■ **TASK INSTRUCTIONS**
Please write out each entry below exactly as it appears.

[Data items]
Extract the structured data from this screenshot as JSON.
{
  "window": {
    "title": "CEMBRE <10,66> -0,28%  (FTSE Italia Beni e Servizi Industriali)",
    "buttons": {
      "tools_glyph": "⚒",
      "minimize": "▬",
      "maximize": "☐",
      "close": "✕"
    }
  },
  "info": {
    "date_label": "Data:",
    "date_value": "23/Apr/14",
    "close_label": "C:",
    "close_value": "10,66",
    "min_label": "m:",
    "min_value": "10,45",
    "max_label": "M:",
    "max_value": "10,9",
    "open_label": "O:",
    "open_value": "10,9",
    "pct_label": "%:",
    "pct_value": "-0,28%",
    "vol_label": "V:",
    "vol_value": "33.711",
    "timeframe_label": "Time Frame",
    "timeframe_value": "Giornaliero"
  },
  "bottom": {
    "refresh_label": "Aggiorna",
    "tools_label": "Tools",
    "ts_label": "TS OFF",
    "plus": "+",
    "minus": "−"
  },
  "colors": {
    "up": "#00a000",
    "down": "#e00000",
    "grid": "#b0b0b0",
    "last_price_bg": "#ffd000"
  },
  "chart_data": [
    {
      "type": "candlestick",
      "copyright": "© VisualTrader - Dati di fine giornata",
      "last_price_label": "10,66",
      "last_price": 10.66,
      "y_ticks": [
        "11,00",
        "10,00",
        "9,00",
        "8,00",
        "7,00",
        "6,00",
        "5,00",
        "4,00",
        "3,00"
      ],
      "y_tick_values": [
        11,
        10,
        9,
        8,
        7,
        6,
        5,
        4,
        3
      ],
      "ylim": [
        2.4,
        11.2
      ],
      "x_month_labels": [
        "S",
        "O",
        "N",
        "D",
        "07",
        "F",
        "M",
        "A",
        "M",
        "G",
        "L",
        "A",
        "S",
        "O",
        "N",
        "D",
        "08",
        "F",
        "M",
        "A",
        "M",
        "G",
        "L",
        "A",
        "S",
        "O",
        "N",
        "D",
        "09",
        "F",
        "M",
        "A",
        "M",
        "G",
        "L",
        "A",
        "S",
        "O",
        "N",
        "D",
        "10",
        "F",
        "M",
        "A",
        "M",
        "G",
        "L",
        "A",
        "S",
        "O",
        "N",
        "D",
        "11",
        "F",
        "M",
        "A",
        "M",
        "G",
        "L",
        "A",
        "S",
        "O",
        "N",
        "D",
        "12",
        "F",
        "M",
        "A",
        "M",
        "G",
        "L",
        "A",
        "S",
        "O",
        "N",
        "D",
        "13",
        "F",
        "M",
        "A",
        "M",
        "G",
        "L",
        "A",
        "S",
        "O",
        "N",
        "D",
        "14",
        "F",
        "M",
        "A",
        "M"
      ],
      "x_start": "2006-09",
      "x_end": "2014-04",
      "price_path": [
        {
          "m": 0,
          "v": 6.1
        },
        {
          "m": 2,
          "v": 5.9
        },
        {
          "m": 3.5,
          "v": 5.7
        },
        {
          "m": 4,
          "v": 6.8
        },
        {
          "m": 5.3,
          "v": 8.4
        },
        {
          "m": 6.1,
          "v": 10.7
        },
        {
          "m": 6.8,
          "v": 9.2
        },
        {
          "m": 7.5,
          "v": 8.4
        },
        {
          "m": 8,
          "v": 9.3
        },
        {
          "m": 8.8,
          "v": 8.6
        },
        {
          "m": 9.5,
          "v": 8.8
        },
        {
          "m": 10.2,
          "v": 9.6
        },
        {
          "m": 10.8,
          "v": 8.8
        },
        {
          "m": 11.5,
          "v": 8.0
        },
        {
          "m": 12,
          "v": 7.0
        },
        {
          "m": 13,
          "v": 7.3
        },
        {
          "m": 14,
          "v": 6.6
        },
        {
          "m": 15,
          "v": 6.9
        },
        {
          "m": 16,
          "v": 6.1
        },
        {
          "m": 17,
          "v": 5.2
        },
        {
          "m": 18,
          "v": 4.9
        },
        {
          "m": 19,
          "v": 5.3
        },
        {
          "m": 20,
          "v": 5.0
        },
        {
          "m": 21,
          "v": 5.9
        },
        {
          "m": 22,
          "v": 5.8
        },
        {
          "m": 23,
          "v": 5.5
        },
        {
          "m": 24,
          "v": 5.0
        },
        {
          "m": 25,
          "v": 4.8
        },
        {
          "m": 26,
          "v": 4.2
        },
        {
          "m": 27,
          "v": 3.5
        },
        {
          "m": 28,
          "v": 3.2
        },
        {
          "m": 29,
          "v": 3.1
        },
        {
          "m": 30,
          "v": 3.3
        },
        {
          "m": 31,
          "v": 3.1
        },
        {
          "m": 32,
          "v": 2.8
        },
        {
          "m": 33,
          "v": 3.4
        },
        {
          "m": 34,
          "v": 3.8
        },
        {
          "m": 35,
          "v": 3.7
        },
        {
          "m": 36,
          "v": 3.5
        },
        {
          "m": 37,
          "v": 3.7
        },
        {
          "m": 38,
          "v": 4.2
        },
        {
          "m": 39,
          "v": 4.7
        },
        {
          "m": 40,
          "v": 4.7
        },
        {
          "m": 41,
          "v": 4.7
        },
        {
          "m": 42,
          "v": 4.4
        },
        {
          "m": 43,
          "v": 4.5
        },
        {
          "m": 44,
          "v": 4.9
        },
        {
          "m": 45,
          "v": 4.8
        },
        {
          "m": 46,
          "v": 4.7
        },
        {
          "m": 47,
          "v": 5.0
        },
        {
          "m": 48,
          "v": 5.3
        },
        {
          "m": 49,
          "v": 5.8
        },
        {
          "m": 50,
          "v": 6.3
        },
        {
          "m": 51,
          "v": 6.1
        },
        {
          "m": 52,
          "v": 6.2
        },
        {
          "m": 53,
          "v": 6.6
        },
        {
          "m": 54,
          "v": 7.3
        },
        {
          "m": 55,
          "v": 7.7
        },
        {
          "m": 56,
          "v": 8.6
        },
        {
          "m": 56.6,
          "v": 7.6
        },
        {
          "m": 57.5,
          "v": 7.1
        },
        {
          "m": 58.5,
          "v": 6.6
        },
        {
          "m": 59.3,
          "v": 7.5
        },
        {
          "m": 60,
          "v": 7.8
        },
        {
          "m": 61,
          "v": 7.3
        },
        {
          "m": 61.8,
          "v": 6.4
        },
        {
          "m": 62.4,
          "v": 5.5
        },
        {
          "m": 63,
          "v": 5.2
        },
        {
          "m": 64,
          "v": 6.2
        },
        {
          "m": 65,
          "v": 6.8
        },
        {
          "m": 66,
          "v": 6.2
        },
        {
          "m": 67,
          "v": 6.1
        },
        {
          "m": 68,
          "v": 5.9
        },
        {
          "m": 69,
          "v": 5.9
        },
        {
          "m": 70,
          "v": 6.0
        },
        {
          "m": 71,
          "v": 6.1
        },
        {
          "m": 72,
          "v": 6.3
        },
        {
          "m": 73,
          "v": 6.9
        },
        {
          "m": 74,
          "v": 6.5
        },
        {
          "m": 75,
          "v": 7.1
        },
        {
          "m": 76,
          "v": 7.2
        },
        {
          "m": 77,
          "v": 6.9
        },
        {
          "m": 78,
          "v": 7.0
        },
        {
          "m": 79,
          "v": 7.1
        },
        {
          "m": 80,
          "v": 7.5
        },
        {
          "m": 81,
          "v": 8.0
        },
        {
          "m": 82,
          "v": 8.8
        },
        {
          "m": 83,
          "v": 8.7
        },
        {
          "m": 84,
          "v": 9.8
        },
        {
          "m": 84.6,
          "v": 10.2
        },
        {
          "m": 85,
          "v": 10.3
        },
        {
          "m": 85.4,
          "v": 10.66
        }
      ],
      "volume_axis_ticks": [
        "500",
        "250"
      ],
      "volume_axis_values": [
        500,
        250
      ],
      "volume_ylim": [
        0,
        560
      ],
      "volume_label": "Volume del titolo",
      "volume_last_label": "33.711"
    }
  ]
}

■ **EXERCISE ANSWER**
Extract the structured data from this screenshot as JSON.
{
  "window": {
    "title": "CEMBRE <10,66> -0,28%  (FTSE Italia Beni e Servizi Industriali)",
    "buttons": {
      "tools_glyph": "⚒",
      "minimize": "▬",
      "maximize": "☐",
      "close": "✕"
    }
  },
  "info": {
    "date_label": "Data:",
    "date_value": "23/Apr/14",
    "close_label": "C:",
    "close_value": "10,66",
    "min_label": "m:",
    "min_value": "10,45",
    "max_label": "M:",
    "max_value": "10,9",
    "open_label": "O:",
    "open_value": "10,9",
    "pct_label": "%:",
    "pct_value": "-0,28%",
    "vol_label": "V:",
    "vol_value": "33.711",
    "timeframe_label": "Time Frame",
    "timeframe_value": "Giornaliero"
  },
  "bottom": {
    "refresh_label": "Aggiorna",
    "tools_label": "Tools",
    "ts_label": "TS OFF",
    "plus": "+",
    "minus": "−"
  },
  "colors": {
    "up": "#00a000",
    "down": "#e00000",
    "grid": "#b0b0b0",
    "last_price_bg": "#ffd000"
  },
  "chart_data": [
    {
      "type": "candlestick",
      "copyright": "© VisualTrader - Dati di fine giornata",
      "last_price_label": "10,66",
      "last_price": 10.66,
      "y_ticks": [
        "11,00",
        "10,00",
        "9,00",
        "8,00",
        "7,00",
        "6,00",
        "5,00",
        "4,00",
        "3,00"
      ],
      "y_tick_values": [
        11,
        10,
        9,
        8,
        7,
        6,
        5,
        4,
        3
      ],
      "ylim": [
        2.4,
        11.2
      ],
      "x_month_labels": [
        "S",
        "O",
        "N",
        "D",
        "07",
        "F",
        "M",
        "A",
        "M",
        "G",
        "L",
        "A",
        "S",
        "O",
        "N",
        "D",
        "08",
        "F",
        "M",
        "A",
        "M",
        "G",
        "L",
        "A",
        "S",
        "O",
        "N",
        "D",
        "09",
        "F",
        "M",
        "A",
        "M",
        "G",
        "L",
        "A",
        "S",
        "O",
        "N",
        "D",
        "10",
        "F",
        "M",
        "A",
        "M",
        "G",
        "L",
        "A",
        "S",
        "O",
        "N",
        "D",
        "11",
        "F",
        "M",
        "A",
        "M",
        "G",
        "L",
        "A",
        "S",
        "O",
        "N",
        "D",
        "12",
        "F",
        "M",
        "A",
        "M",
        "G",
        "L",
        "A",
        "S",
        "O",
        "N",
        "D",
        "13",
        "F",
        "M",
        "A",
        "M",
        "G",
        "L",
        "A",
        "S",
        "O",
        "N",
        "D",
        "14",
        "F",
        "M",
        "A",
        "M"
      ],
      "x_start": "2006-09",
      "x_end": "2014-04",
      "price_path": [
        {
          "m": 0,
          "v": 6.1
        },
        {
          "m": 2,
          "v": 5.9
        },
        {
          "m": 3.5,
          "v": 5.7
        },
        {
          "m": 4,
          "v": 6.8
        },
        {
          "m": 5.3,
          "v": 8.4
        },
        {
          "m": 6.1,
          "v": 10.7
        },
        {
          "m": 6.8,
          "v": 9.2
        },
        {
          "m": 7.5,
          "v": 8.4
        },
        {
          "m": 8,
          "v": 9.3
        },
        {
          "m": 8.8,
          "v": 8.6
        },
        {
          "m": 9.5,
          "v": 8.8
        },
        {
          "m": 10.2,
          "v": 9.6
        },
        {
          "m": 10.8,
          "v": 8.8
        },
        {
          "m": 11.5,
          "v": 8.0
        },
        {
          "m": 12,
          "v": 7.0
        },
        {
          "m": 13,
          "v": 7.3
        },
        {
          "m": 14,
          "v": 6.6
        },
        {
          "m": 15,
          "v": 6.9
        },
        {
          "m": 16,
          "v": 6.1
        },
        {
          "m": 17,
          "v": 5.2
        },
        {
          "m": 18,
          "v": 4.9
        },
        {
          "m": 19,
          "v": 5.3
        },
        {
          "m": 20,
          "v": 5.0
        },
        {
          "m": 21,
          "v": 5.9
        },
        {
          "m": 22,
          "v": 5.8
        },
        {
          "m": 23,
          "v": 5.5
        },
        {
          "m": 24,
          "v": 5.0
        },
        {
          "m": 25,
          "v": 4.8
        },
        {
          "m": 26,
          "v": 4.2
        },
        {
          "m": 27,
          "v": 3.5
        },
        {
          "m": 28,
          "v": 3.2
        },
        {
          "m": 29,
          "v": 3.1
        },
        {
          "m": 30,
          "v": 3.3
        },
        {
          "m": 31,
          "v": 3.1
        },
        {
          "m": 32,
          "v": 2.8
        },
        {
          "m": 33,
          "v": 3.4
        },
        {
          "m": 34,
          "v": 3.8
        },
        {
          "m": 35,
          "v": 3.7
        },
        {
          "m": 36,
          "v": 3.5
        },
        {
          "m": 37,
          "v": 3.7
        },
        {
          "m": 38,
          "v": 4.2
        },
        {
          "m": 39,
          "v": 4.7
        },
        {
          "m": 40,
          "v": 4.7
        },
        {
          "m": 41,
          "v": 4.7
        },
        {
          "m": 42,
          "v": 4.4
        },
        {
          "m": 43,
          "v": 4.5
        },
        {
          "m": 44,
          "v": 4.9
        },
        {
          "m": 45,
          "v": 4.8
        },
        {
          "m": 46,
          "v": 4.7
        },
        {
          "m": 47,
          "v": 5.0
        },
        {
          "m": 48,
          "v": 5.3
        },
        {
          "m": 49,
          "v": 5.8
        },
        {
          "m": 50,
          "v": 6.3
        },
        {
          "m": 51,
          "v": 6.1
        },
        {
          "m": 52,
          "v": 6.2
        },
        {
          "m": 53,
          "v": 6.6
        },
        {
          "m": 54,
          "v": 7.3
        },
        {
          "m": 55,
          "v": 7.7
        },
        {
          "m": 56,
          "v": 8.6
        },
        {
          "m": 56.6,
          "v": 7.6
        },
        {
          "m": 57.5,
          "v": 7.1
        },
        {
          "m": 58.5,
          "v": 6.6
        },
        {
          "m": 59.3,
          "v": 7.5
        },
        {
          "m": 60,
          "v": 7.8
        },
        {
          "m": 61,
          "v": 7.3
        },
        {
          "m": 61.8,
          "v": 6.4
        },
        {
          "m": 62.4,
          "v": 5.5
        },
        {
          "m": 63,
          "v": 5.2
        },
        {
          "m": 64,
          "v": 6.2
        },
        {
          "m": 65,
          "v": 6.8
        },
        {
          "m": 66,
          "v": 6.2
        },
        {
          "m": 67,
          "v": 6.1
        },
        {
          "m": 68,
          "v": 5.9
        },
        {
          "m": 69,
          "v": 5.9
        },
        {
          "m": 70,
          "v": 6.0
        },
        {
          "m": 71,
          "v": 6.1
        },
        {
          "m": 72,
          "v": 6.3
        },
        {
          "m": 73,
          "v": 6.9
        },
        {
          "m": 74,
          "v": 6.5
        },
        {
          "m": 75,
          "v": 7.1
        },
        {
          "m": 76,
          "v": 7.2
        },
        {
          "m": 77,
          "v": 6.9
        },
        {
          "m": 78,
          "v": 7.0
        },
        {
          "m": 79,
          "v": 7.1
        },
        {
          "m": 80,
          "v": 7.5
        },
        {
          "m": 81,
          "v": 8.0
        },
        {
          "m": 82,
          "v": 8.8
        },
        {
          "m": 83,
          "v": 8.7
        },
        {
          "m": 84,
          "v": 9.8
        },
        {
          "m": 84.6,
          "v": 10.2
        },
        {
          "m": 85,
          "v": 10.3
        },
        {
          "m": 85.4,
          "v": 10.66
        }
      ],
      "volume_axis_ticks": [
        "500",
        "250"
      ],
      "volume_axis_values": [
        500,
        250
      ],
      "volume_ylim": [
        0,
        560
      ],
      "volume_label": "Volume del titolo",
      "volume_last_label": "33.711"
    }
  ]
}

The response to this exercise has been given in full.